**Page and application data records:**

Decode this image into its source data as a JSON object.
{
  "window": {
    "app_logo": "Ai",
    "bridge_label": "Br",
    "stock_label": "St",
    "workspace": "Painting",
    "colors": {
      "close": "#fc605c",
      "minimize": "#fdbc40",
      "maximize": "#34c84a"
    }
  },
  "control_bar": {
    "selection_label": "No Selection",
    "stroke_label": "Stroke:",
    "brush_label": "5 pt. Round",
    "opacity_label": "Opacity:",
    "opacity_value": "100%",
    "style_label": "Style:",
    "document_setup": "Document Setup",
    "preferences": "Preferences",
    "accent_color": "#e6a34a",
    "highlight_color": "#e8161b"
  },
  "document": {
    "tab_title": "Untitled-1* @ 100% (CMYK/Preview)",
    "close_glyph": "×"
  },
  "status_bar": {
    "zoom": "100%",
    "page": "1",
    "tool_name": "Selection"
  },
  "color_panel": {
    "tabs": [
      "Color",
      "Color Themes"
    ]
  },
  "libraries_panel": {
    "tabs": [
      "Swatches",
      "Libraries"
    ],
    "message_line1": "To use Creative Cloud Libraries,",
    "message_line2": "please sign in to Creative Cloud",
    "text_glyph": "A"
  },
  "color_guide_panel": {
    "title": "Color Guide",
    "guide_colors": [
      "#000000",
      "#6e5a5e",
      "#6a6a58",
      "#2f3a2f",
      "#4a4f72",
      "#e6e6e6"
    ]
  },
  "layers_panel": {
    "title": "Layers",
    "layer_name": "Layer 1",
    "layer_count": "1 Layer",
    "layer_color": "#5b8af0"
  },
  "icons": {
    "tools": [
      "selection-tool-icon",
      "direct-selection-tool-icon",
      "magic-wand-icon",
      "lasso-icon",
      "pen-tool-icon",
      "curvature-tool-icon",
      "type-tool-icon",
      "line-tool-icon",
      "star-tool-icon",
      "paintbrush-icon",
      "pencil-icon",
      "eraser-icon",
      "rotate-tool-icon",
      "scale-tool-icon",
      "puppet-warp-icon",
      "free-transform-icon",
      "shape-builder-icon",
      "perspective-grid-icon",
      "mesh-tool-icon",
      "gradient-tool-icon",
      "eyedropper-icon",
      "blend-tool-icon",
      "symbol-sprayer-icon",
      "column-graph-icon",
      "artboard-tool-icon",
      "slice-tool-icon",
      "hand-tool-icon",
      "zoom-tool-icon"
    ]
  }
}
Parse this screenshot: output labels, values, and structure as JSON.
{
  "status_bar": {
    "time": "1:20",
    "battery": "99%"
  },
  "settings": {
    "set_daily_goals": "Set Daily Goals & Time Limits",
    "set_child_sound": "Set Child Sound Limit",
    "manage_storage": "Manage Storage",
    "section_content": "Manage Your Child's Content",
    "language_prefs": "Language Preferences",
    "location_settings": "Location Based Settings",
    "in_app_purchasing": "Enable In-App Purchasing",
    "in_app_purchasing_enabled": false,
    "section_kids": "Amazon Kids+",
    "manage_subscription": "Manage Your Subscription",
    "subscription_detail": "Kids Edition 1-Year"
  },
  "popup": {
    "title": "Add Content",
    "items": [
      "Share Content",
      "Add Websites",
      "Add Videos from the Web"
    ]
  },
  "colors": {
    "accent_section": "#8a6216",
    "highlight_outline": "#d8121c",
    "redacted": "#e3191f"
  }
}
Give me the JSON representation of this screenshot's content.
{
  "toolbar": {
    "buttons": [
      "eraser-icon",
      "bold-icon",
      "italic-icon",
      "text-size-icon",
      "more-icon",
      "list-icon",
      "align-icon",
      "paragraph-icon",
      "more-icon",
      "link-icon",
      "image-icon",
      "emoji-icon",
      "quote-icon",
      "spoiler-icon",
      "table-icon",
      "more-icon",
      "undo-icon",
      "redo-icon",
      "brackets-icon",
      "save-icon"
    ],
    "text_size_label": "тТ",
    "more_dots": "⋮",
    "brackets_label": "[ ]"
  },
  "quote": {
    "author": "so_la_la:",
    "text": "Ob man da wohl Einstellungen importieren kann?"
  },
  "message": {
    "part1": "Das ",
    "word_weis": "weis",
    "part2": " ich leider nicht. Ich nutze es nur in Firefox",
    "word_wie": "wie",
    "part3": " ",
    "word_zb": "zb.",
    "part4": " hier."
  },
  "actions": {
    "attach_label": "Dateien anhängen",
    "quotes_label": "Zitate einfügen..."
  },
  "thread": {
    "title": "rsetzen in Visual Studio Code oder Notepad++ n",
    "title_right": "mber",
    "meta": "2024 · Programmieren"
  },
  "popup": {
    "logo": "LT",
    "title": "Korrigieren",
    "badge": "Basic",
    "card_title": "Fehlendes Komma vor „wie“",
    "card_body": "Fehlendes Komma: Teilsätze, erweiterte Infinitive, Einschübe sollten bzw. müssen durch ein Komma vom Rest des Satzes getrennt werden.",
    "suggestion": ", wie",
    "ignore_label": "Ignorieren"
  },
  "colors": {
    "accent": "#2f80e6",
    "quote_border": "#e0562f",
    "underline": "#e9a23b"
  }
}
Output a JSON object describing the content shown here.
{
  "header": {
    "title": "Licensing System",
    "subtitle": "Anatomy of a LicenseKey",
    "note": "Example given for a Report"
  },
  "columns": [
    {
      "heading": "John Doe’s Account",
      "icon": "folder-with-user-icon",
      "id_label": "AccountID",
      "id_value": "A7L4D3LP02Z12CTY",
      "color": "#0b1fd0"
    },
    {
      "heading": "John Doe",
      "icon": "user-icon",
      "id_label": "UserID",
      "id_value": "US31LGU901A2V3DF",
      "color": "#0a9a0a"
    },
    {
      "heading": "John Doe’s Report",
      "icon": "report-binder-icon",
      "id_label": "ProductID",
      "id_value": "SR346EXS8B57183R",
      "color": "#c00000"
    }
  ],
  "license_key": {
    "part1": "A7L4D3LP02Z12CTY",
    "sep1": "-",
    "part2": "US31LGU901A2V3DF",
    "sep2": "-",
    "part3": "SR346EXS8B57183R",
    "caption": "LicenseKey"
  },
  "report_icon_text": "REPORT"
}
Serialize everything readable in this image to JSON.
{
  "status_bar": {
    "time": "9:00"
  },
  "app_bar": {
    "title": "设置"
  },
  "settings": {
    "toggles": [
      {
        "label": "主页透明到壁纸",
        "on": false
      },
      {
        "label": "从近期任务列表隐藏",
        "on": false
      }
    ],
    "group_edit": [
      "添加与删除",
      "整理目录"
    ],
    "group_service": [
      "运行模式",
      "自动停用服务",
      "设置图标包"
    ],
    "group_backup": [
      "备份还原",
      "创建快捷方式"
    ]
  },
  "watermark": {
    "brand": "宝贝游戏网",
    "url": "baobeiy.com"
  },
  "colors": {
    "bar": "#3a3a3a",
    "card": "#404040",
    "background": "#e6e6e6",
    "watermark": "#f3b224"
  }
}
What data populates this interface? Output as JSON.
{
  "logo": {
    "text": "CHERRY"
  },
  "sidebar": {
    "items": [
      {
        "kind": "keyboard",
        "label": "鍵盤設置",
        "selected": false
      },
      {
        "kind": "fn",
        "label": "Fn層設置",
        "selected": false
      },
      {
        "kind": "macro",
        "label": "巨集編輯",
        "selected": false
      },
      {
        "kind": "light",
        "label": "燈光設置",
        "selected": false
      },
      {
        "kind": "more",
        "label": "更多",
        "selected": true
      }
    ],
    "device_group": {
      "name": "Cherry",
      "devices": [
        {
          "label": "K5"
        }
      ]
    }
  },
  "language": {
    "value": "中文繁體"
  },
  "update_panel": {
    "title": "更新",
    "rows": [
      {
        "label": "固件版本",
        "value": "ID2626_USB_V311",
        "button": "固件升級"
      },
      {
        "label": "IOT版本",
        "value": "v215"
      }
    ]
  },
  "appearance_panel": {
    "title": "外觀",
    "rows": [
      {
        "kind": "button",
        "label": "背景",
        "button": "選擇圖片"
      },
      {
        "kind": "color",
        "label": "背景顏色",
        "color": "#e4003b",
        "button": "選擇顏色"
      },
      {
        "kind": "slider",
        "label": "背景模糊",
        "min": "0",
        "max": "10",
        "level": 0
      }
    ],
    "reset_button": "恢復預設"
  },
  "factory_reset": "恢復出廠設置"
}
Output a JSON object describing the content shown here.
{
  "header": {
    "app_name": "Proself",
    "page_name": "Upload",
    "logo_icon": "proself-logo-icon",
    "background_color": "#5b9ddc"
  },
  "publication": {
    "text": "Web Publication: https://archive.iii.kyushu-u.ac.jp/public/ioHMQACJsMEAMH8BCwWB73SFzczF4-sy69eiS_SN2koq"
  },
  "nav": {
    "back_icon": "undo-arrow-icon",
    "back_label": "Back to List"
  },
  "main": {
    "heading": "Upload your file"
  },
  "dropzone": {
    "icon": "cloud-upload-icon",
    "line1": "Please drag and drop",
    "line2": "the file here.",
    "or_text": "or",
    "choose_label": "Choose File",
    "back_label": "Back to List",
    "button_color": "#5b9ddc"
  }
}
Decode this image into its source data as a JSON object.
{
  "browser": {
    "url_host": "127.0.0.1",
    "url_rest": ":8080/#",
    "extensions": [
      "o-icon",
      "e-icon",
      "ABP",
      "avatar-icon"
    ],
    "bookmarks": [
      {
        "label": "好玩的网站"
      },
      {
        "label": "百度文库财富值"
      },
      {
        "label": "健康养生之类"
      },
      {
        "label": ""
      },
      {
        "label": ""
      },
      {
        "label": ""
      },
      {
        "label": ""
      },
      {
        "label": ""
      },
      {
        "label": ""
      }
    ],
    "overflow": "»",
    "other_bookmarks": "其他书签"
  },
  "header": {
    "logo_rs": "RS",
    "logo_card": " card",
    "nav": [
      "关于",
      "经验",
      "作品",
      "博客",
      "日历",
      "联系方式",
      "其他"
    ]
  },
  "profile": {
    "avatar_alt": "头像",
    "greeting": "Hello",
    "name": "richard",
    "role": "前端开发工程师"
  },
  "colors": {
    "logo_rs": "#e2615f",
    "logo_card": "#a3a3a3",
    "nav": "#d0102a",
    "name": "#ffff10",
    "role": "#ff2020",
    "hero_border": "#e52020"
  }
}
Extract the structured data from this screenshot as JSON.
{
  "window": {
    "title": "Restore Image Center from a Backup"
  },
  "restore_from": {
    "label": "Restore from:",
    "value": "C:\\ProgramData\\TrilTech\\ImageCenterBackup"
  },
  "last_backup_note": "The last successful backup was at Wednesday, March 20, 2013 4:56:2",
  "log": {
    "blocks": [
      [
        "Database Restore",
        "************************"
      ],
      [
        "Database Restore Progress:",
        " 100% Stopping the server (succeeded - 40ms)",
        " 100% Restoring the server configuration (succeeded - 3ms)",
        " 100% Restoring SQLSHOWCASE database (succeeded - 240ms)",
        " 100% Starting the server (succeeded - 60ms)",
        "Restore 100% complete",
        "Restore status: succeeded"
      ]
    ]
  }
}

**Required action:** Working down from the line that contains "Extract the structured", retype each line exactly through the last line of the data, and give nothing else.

**Your response:**
Extract the structured data from this screenshot as JSON.
{
  "window": {
    "title": "Restore Image Center from a Backup"
  },
  "restore_from": {
    "label": "Restore from:",
    "value": "C:\\ProgramData\\TrilTech\\ImageCenterBackup"
  },
  "last_backup_note": "The last successful backup was at Wednesday, March 20, 2013 4:56:2",
  "log": {
    "blocks": [
      [
        "Database Restore",
        "************************"
      ],
      [
        "Database Restore Progress:",
        " 100% Stopping the server (succeeded - 40ms)",
        " 100% Restoring the server configuration (succeeded - 3ms)",
        " 100% Restoring SQLSHOWCASE database (succeeded - 240ms)",
        " 100% Starting the server (succeeded - 60ms)",
        "Restore 100% complete",
        "Restore status: succeeded"
      ]
    ]
  }
}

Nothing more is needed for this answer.